  3. Rendering / Freezing(Alt+R) - From the Mixer menu go to the Disk Recording sub-menu and select Render to Wave File. A rendering settings dialog will appear. Adjust the relevant settings and press OK to render the armed track/s. NOTE: Some of the options available for rendering a full song are not available for track recording (e.g. rendering to mp3 or MIDI file, saving an NFO file with the Audio Clip, and saving ACIDized audio).
  4. Freezing? - If your intention was to freeze Mixer tracks you can disable all effects on each track rendered and disable plugins feeding those Mixer tracks.
  5. Where's my audio? - If you are in pattern mode, the recording will appear as an Audio Clip channel. If you are in song mode AND the Mixer menu setting, Auto-create Audio Clips is on, your recording will appear as an Audio Clip wave display in the Playlist window.

    The Audio Files that were recorded to disk will be in one of three locations:

    1. The folder set at Step 1 (above) OR
    2. The FL Studio installation folder ...FL Studio\Data\Patches\Recorded. This folder is shown in the Browser OR
    3. If you have set a custom record location from the F10 > Project > General Data folder setting, your audio files will be there.

    NOTE: ASIO inputs are disabled while recording in non-realtime.

Alternatively, there is a 'Split mixer tracks' option on the Export project dialog that will create a .wav file for each active Mixer track in the project. Great for creating track stems when importing audio into a 3rd party application.

Realtime recording Edison & Playlist

As an alternative to off-line rendering, as described above, you can use Edison or the track recording icon to capture audio from any number of Mixer tracks, live:

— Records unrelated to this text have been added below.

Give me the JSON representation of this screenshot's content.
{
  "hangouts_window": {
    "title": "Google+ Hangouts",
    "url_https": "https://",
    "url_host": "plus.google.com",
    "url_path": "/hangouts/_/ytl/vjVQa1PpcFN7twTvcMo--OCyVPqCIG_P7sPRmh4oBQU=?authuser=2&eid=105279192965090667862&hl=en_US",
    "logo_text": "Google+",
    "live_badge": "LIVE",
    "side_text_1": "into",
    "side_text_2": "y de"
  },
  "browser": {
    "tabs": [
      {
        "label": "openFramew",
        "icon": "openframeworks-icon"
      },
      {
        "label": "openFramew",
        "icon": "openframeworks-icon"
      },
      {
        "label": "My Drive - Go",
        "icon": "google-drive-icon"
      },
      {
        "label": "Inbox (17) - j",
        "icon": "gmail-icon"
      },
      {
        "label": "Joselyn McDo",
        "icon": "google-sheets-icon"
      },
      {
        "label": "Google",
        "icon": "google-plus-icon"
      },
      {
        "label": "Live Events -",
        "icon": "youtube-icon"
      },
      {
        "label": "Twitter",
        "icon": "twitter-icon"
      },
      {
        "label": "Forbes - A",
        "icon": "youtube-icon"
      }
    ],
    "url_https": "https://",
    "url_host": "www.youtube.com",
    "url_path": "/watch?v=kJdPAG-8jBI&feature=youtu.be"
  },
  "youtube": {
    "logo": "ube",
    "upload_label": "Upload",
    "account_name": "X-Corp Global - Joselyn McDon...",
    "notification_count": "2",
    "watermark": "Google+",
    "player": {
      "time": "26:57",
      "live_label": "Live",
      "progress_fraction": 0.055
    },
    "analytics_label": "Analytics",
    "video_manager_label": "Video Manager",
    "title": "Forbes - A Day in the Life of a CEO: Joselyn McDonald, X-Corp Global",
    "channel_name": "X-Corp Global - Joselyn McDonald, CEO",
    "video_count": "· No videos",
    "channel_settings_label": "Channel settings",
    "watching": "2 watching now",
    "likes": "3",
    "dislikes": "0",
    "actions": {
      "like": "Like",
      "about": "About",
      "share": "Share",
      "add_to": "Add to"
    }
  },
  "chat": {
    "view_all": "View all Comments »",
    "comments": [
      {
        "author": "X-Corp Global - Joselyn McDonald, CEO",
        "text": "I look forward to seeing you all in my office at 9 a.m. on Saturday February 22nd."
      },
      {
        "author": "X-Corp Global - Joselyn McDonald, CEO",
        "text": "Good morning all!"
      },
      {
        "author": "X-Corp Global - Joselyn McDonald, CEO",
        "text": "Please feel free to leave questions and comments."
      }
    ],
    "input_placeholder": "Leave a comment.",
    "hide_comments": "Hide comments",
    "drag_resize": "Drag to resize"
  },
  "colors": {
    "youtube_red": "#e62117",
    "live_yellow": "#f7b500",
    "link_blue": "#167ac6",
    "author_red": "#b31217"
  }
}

  1. Select your recording location - Either load Edison into an FX slot of the Mixer track you wish to record OR for Disk/Playlist recording Arm Mixer tracks by pressing the disk icon.
  2. Disk recording - If you are recording to the Playlist then turn OFF the Mixer menu > Disk recording > Latency compensation option. There is no latency for internal audio sources.
  3. Effects - In the case of Edison, you have the option of placing multiple instances of Edison on the same Mixer track, with or without other effects loaded before or after each instance. In this way you can record dry and wet (with effects) versions of your Mixer track audio (to record a dry version, make sure Edison is in slot #1). In the case of disk recording any effects on the track will be recorded, if you don't want this, disable the effects now.
  4. Record - Click here to see the Edison help and normal recording setup options. You will be able to record into Edison, where it is stored in memory, and then export the audio to a sample or Audio Clip. For disk recording the process is as described in the sections above, however this time it is internal audio that is recorded.

Mixer reference diagram

Full descriptions are available on the main Mixer page.

NOTE: Most controls are automatable (Right-click and select 'Create automation clip').